This is the last one so I’m letting you off easy and dismissing class early. Go shoot some great foregrounds with some great backgrounds. If the backgrounds suck, make it work. That’s it. Intentionally shoot some great foregrounds in front of some stellar backgrounds. Not as hard as it sounds, but you gotta work for it.

Ladakh, India, 2008 Canon 5D, 125mm, 1/3200 @ f/2.8, iso 100 My buddy Russ on his Royal Enfield

This short eBook is, like everything I write, not intended to be encyclopedic. There are, of course, more than ten ways to improve your craft. If I get around to it and there’s enough demand, I’ll write a follow up to this to fill in more of those gaps. These aren’t rules either - for every principle in any art there are reasons to abandon that principle. But you have to begin there, studying and mastering your craft before you can start flaunting the rules. I’ve tried to do 3 things in each of these ten tips - to tell you why it’s important and how you can use that information, and to give you a place to begin exploring it in the form of a creative exercise. I hope it helps, that it propels you forward, opens your eyes, or makes a lightbulb go on. If you’re like me one or two of these will grab you more immediately than others, and those will be the ones you play with for a while before something you do triggers you to come back to this list and find yourself drawn to another tip or two.

These are big pieces of a large puzzle.

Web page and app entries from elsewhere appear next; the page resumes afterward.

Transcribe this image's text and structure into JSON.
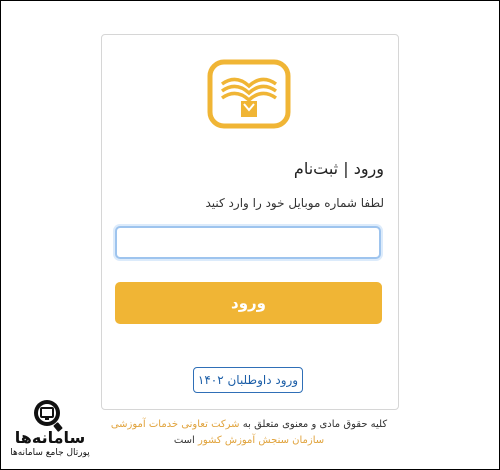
{
  "login": {
    "title": "ورود | ثبت‌نام",
    "hint": "لطفا شماره موبایل خود را وارد کنید",
    "mobile_value": "",
    "mobile_placeholder": "",
    "submit_label": "ورود",
    "applicants_label": "ورود داوطلبان ۱۴۰۲"
  },
  "footer": {
    "prefix": "کلیه حقوق مادی و معنوی متعلق به ",
    "link1": "شرکت تعاونی خدمات آموزشی",
    "link2": "سازمان سنجش آموزش کشور",
    "suffix": " است"
  },
  "watermark": {
    "brand": "سامانه‌ها",
    "subtitle": "پورتال جامع سامانه‌ها"
  },
  "icons": {
    "logo": "open-book-logo-icon",
    "watermark": "magnifier-monitor-icon"
  },
  "colors": {
    "accent": "#f0b535",
    "link": "#1d5fa8",
    "footer_link": "#e0a23a",
    "input_focus": "#9ec4ee"
  }
}
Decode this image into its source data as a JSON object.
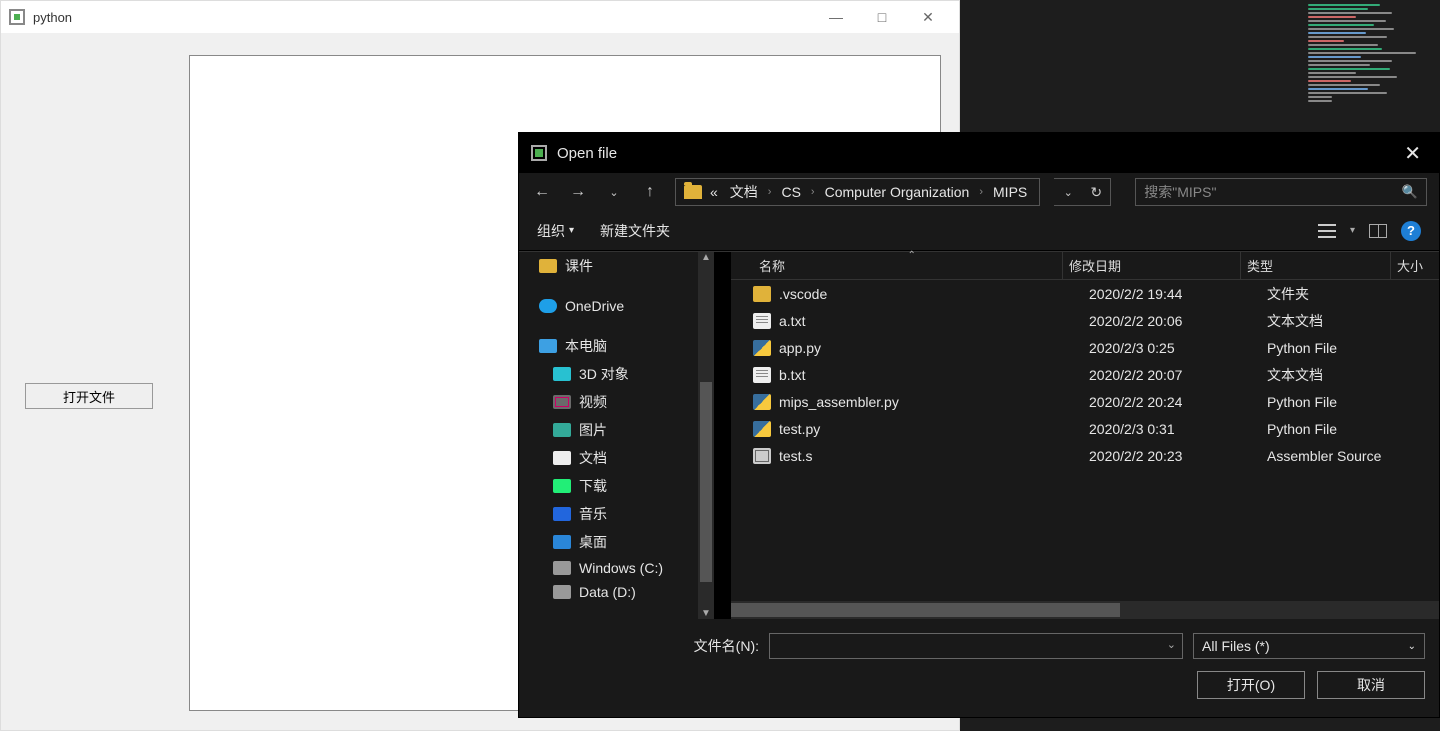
{
  "pywin": {
    "title": "python",
    "open_button": "打开文件"
  },
  "dialog": {
    "title": "Open file",
    "breadcrumb": {
      "prefix": "«",
      "parts": [
        "文档",
        "CS",
        "Computer Organization",
        "MIPS"
      ]
    },
    "search_placeholder": "搜索\"MIPS\"",
    "toolbar": {
      "organize": "组织",
      "new_folder": "新建文件夹"
    },
    "columns": {
      "name": "名称",
      "date": "修改日期",
      "type": "类型",
      "size": "大小"
    },
    "sidebar": [
      {
        "label": "课件",
        "icon": "folder",
        "indent": "top"
      },
      {
        "label": "OneDrive",
        "icon": "onedrive",
        "indent": "top"
      },
      {
        "label": "本电脑",
        "icon": "pc",
        "indent": "top"
      },
      {
        "label": "3D 对象",
        "icon": "cube"
      },
      {
        "label": "视频",
        "icon": "video"
      },
      {
        "label": "图片",
        "icon": "pic"
      },
      {
        "label": "文档",
        "icon": "doc"
      },
      {
        "label": "下载",
        "icon": "down"
      },
      {
        "label": "音乐",
        "icon": "music"
      },
      {
        "label": "桌面",
        "icon": "desk"
      },
      {
        "label": "Windows (C:)",
        "icon": "drive"
      },
      {
        "label": "Data (D:)",
        "icon": "drive"
      }
    ],
    "files": [
      {
        "name": ".vscode",
        "date": "2020/2/2 19:44",
        "type": "文件夹",
        "icon": "folder"
      },
      {
        "name": "a.txt",
        "date": "2020/2/2 20:06",
        "type": "文本文档",
        "icon": "txt"
      },
      {
        "name": "app.py",
        "date": "2020/2/3 0:25",
        "type": "Python File",
        "icon": "py"
      },
      {
        "name": "b.txt",
        "date": "2020/2/2 20:07",
        "type": "文本文档",
        "icon": "txt"
      },
      {
        "name": "mips_assembler.py",
        "date": "2020/2/2 20:24",
        "type": "Python File",
        "icon": "py"
      },
      {
        "name": "test.py",
        "date": "2020/2/3 0:31",
        "type": "Python File",
        "icon": "py"
      },
      {
        "name": "test.s",
        "date": "2020/2/2 20:23",
        "type": "Assembler Source",
        "icon": "asm"
      }
    ],
    "footer": {
      "filename_label": "文件名(N):",
      "filter": "All Files  (*)",
      "open": "打开(O)",
      "cancel": "取消"
    }
  }
}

I’m still working on all of them, still moving forward and learning to express myself in a medium that’s always just shy of my vision. So take your time. It’s art, not a race or a competition. Enjoy the journey.

And most of all, before this top ten is the rule above all rules. See with your eyes but shoot with your heart. We need more passionate photographs, not more perfect photographs.

If you found this helpful and are not already familiar with my first book, Within The Frame, The Journey of Photographic Vision, you can find it on Amazon.com. I can be found online at PixelatedImage.com and blogging most weekdays at PixelatedImage.com/blog.


David duChemin Vancouver, 2009


Improve your craft.

Ten Ways to Improve Your Craft Without Buying Gear
craft & vision
Pixelated Image Communications Inc. 29115 RPO South Granville Post Vancouver, BC V6J 0A6 Canada


Craft & Vision aims to do one thing: create the best value in photographic education through ridiculously lowpriced eBooks, available as both PDF format or as apps for the Apple iPad. With titles by David duChemin, the bestselling author of Within The Frame, and photographers like Dave Delnea and Andrew S. Gibson. Always $5. Or less.

Get the whole collection at www.CraftAndVision.com

info@craftandvision.com CraftAndVision.com

Copyright © David duChemin

Editor & Publisher | David duChemin Production Editor & Manager | Corwin Hiebert Copy Editor | Susannah Rohloff Design & Layout | FiveGraphicDesign.com

Notice of Rights
All rights reserved. No part of this book may be reproduced or transmitted in any form by any means without the prior written permission of the publisher.

*Gear is good. Vision is better. But hey, who are we kidding? Y’all are still going to lust after the latest lens, so at only $5 each, these books will allow you to have the best of both worlds. So, if you like, feel free to change that to: “Improve your craft. (buy more gear)”. Whatever.

Sign up to vote on this title
UsefulNot useful